> [Activity] From the first line to the last, repeat the data below exactly.

****************

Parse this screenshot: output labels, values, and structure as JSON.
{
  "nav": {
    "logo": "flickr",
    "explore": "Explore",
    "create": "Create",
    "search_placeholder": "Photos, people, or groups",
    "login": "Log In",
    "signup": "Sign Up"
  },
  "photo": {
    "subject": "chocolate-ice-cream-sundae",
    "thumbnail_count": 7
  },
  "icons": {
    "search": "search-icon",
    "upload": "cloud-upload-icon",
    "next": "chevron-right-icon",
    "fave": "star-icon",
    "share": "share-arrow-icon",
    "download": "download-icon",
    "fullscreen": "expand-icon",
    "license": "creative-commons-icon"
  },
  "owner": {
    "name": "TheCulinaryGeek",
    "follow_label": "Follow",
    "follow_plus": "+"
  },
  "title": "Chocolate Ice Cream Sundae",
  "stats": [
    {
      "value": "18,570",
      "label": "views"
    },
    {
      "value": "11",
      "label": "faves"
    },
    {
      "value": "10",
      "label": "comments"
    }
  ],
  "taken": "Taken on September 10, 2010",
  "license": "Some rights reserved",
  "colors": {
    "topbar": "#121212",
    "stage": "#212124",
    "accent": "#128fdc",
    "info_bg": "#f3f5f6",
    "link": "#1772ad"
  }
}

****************

> [Output of the exercise]
Parse this screenshot: output labels, values, and structure as JSON.
{
  "nav": {
    "logo": "flickr",
    "explore": "Explore",
    "create": "Create",
    "search_placeholder": "Photos, people, or groups",
    "login": "Log In",
    "signup": "Sign Up"
  },
  "photo": {
    "subject": "chocolate-ice-cream-sundae",
    "thumbnail_count": 7
  },
  "icons": {
    "search": "search-icon",
    "upload": "cloud-upload-icon",
    "next": "chevron-right-icon",
    "fave": "star-icon",
    "share": "share-arrow-icon",
    "download": "download-icon",
    "fullscreen": "expand-icon",
    "license": "creative-commons-icon"
  },
  "owner": {
    "name": "TheCulinaryGeek",
    "follow_label": "Follow",
    "follow_plus": "+"
  },
  "title": "Chocolate Ice Cream Sundae",
  "stats": [
    {
      "value": "18,570",
      "label": "views"
    },
    {
      "value": "11",
      "label": "faves"
    },
    {
      "value": "10",
      "label": "comments"
    }
  ],
  "taken": "Taken on September 10, 2010",
  "license": "Some rights reserved",
  "colors": {
    "topbar": "#121212",
    "stage": "#212124",
    "accent": "#128fdc",
    "info_bg": "#f3f5f6",
    "link": "#1772ad"
  }
}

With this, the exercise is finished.